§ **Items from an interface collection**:
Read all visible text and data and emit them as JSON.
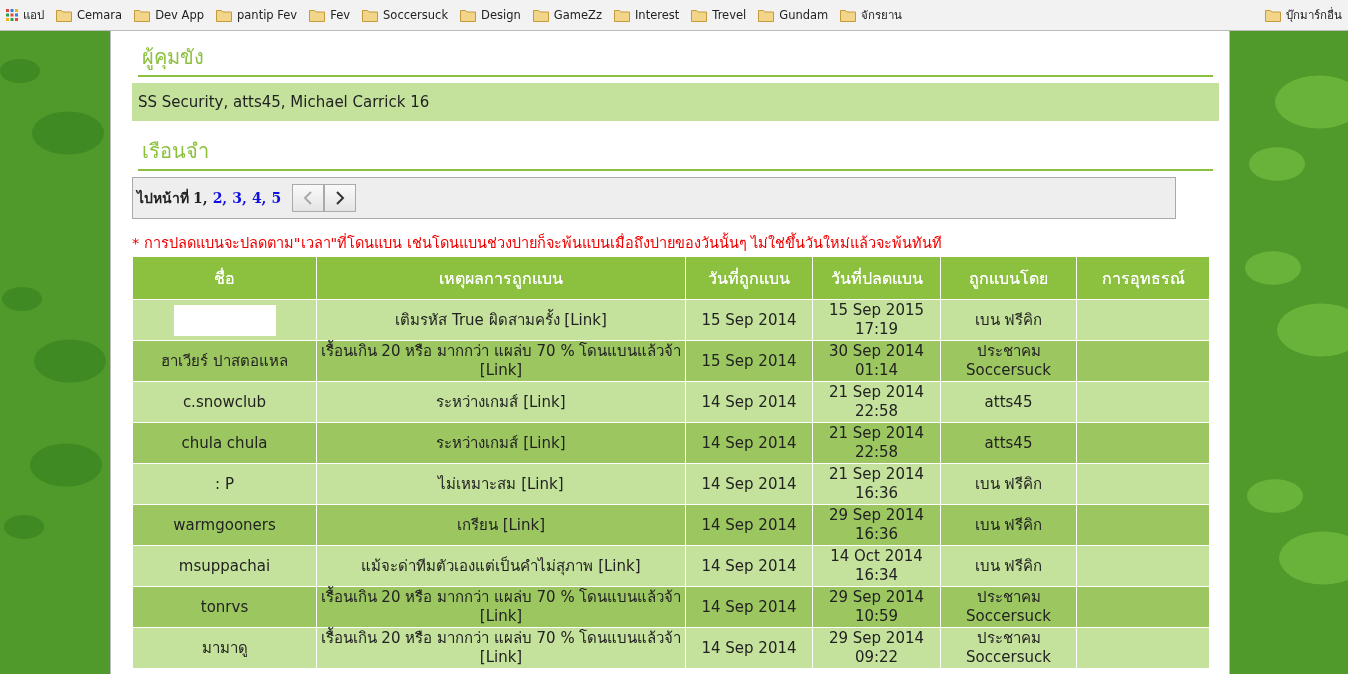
{
  "bookmarks_bar": {
    "apps_label": "แอป",
    "folders": [
      "Cemara",
      "Dev App",
      "pantip Fev",
      "Fev",
      "Soccersuck",
      "Design",
      "GameZz",
      "Interest",
      "Trevel",
      "Gundam",
      "จักรยาน"
    ],
    "other_bookmarks": "บุ๊กมาร์กอื่น"
  },
  "wardens": {
    "heading": "ผู้คุมขัง",
    "text": "SS Security, atts45, Michael Carrick 16"
  },
  "prison": {
    "heading": "เรือนจำ",
    "pagination": {
      "label": "ไปหน้าที่",
      "pages": [
        {
          "label": "1,",
          "selected": true
        },
        {
          "label": "2,",
          "selected": false
        },
        {
          "label": "3,",
          "selected": false
        },
        {
          "label": "4,",
          "selected": false
        },
        {
          "label": "5",
          "selected": false
        }
      ],
      "prev_disabled": true,
      "next_disabled": false
    },
    "note": "* การปลดแบนจะปลดตาม\"เวลา\"ที่โดนแบน เช่นโดนแบนช่วงบ่ายก็จะพ้นแบนเมื่อถึงบ่ายของวันนั้นๆ ไม่ใช่ขึ้นวันใหม่แล้วจะพ้นทันที",
    "table": {
      "columns": [
        "ชื่อ",
        "เหตุผลการถูกแบน",
        "วันที่ถูกแบน",
        "วันที่ปลดแบน",
        "ถูกแบนโดย",
        "การอุทธรณ์"
      ],
      "rows": [
        {
          "name_hidden": true,
          "reason": "เติมรหัส True ผิดสามครั้ง [Link]",
          "banned": "15 Sep 2014",
          "released": "15 Sep 2015 17:19",
          "by": "เบน ฟรีคิก"
        },
        {
          "name": "ฮาเวียร์ ปาสตอแหล",
          "reason": "เรื้อนเกิน 20 หรือ มากกว่า แผล่บ 70 % โดนแบนแล้วจ้า [Link]",
          "banned": "15 Sep 2014",
          "released": "30 Sep 2014 01:14",
          "by": "ประชาคม Soccersuck"
        },
        {
          "name": "c.snowclub",
          "reason": "ระหว่างเกมส์ [Link]",
          "banned": "14 Sep 2014",
          "released": "21 Sep 2014 22:58",
          "by": "atts45"
        },
        {
          "name": "chula chula",
          "reason": "ระหว่างเกมส์ [Link]",
          "banned": "14 Sep 2014",
          "released": "21 Sep 2014 22:58",
          "by": "atts45"
        },
        {
          "name": ": P",
          "reason": "ไม่เหมาะสม [Link]",
          "banned": "14 Sep 2014",
          "released": "21 Sep 2014 16:36",
          "by": "เบน ฟรีคิก"
        },
        {
          "name": "warmgooners",
          "reason": "เกรียน [Link]",
          "banned": "14 Sep 2014",
          "released": "29 Sep 2014 16:36",
          "by": "เบน ฟรีคิก"
        },
        {
          "name": "msuppachai",
          "reason": "แม้จะด่าทีมตัวเองแต่เป็นคำไม่สุภาพ [Link]",
          "banned": "14 Sep 2014",
          "released": "14 Oct 2014 16:34",
          "by": "เบน ฟรีคิก"
        },
        {
          "name": "tonrvs",
          "reason": "เรื้อนเกิน 20 หรือ มากกว่า แผล่บ 70 % โดนแบนแล้วจ้า [Link]",
          "banned": "14 Sep 2014",
          "released": "29 Sep 2014 10:59",
          "by": "ประชาคม Soccersuck"
        },
        {
          "name": "มามาดู",
          "reason": "เรื้อนเกิน 20 หรือ มากกว่า แผล่บ 70 % โดนแบนแล้วจ้า [Link]",
          "banned": "14 Sep 2014",
          "released": "29 Sep 2014 09:22",
          "by": "ประชาคม Soccersuck"
        }
      ]
    }
  }
}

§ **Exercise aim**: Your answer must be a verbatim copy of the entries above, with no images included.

§ **Response to the exercise**:
Read all visible text and data and emit them as JSON.
{
  "bookmarks_bar": {
    "apps_label": "แอป",
    "folders": [
      "Cemara",
      "Dev App",
      "pantip Fev",
      "Fev",
      "Soccersuck",
      "Design",
      "GameZz",
      "Interest",
      "Trevel",
      "Gundam",
      "จักรยาน"
    ],
    "other_bookmarks": "บุ๊กมาร์กอื่น"
  },
  "wardens": {
    "heading": "ผู้คุมขัง",
    "text": "SS Security, atts45, Michael Carrick 16"
  },
  "prison": {
    "heading": "เรือนจำ",
    "pagination": {
      "label": "ไปหน้าที่",
      "pages": [
        {
          "label": "1,",
          "selected": true
        },
        {
          "label": "2,",
          "selected": false
        },
        {
          "label": "3,",
          "selected": false
        },
        {
          "label": "4,",
          "selected": false
        },
        {
          "label": "5",
          "selected": false
        }
      ],
      "prev_disabled": true,
      "next_disabled": false
    },
    "note": "* การปลดแบนจะปลดตาม\"เวลา\"ที่โดนแบน เช่นโดนแบนช่วงบ่ายก็จะพ้นแบนเมื่อถึงบ่ายของวันนั้นๆ ไม่ใช่ขึ้นวันใหม่แล้วจะพ้นทันที",
    "table": {
      "columns": [
        "ชื่อ",
        "เหตุผลการถูกแบน",
        "วันที่ถูกแบน",
        "วันที่ปลดแบน",
        "ถูกแบนโดย",
        "การอุทธรณ์"
      ],
      "rows": [
        {
          "name_hidden": true,
          "reason": "เติมรหัส True ผิดสามครั้ง [Link]",
          "banned": "15 Sep 2014",
          "released": "15 Sep 2015 17:19",
          "by": "เบน ฟรีคิก"
        },
        {
          "name": "ฮาเวียร์ ปาสตอแหล",
          "reason": "เรื้อนเกิน 20 หรือ มากกว่า แผล่บ 70 % โดนแบนแล้วจ้า [Link]",
          "banned": "15 Sep 2014",
          "released": "30 Sep 2014 01:14",
          "by": "ประชาคม Soccersuck"
        },
        {
          "name": "c.snowclub",
          "reason": "ระหว่างเกมส์ [Link]",
          "banned": "14 Sep 2014",
          "released": "21 Sep 2014 22:58",
          "by": "atts45"
        },
        {
          "name": "chula chula",
          "reason": "ระหว่างเกมส์ [Link]",
          "banned": "14 Sep 2014",
          "released": "21 Sep 2014 22:58",
          "by": "atts45"
        },
        {
          "name": ": P",
          "reason": "ไม่เหมาะสม [Link]",
          "banned": "14 Sep 2014",
          "released": "21 Sep 2014 16:36",
          "by": "เบน ฟรีคิก"
        },
        {
          "name": "warmgooners",
          "reason": "เกรียน [Link]",
          "banned": "14 Sep 2014",
          "released": "29 Sep 2014 16:36",
          "by": "เบน ฟรีคิก"
        },
        {
          "name": "msuppachai",
          "reason": "แม้จะด่าทีมตัวเองแต่เป็นคำไม่สุภาพ [Link]",
          "banned": "14 Sep 2014",
          "released": "14 Oct 2014 16:34",
          "by": "เบน ฟรีคิก"
        },
        {
          "name": "tonrvs",
          "reason": "เรื้อนเกิน 20 หรือ มากกว่า แผล่บ 70 % โดนแบนแล้วจ้า [Link]",
          "banned": "14 Sep 2014",
          "released": "29 Sep 2014 10:59",
          "by": "ประชาคม Soccersuck"
        },
        {
          "name": "มามาดู",
          "reason": "เรื้อนเกิน 20 หรือ มากกว่า แผล่บ 70 % โดนแบนแล้วจ้า [Link]",
          "banned": "14 Sep 2014",
          "released": "29 Sep 2014 09:22",
          "by": "ประชาคม Soccersuck"
        }
      ]
    }
  }
}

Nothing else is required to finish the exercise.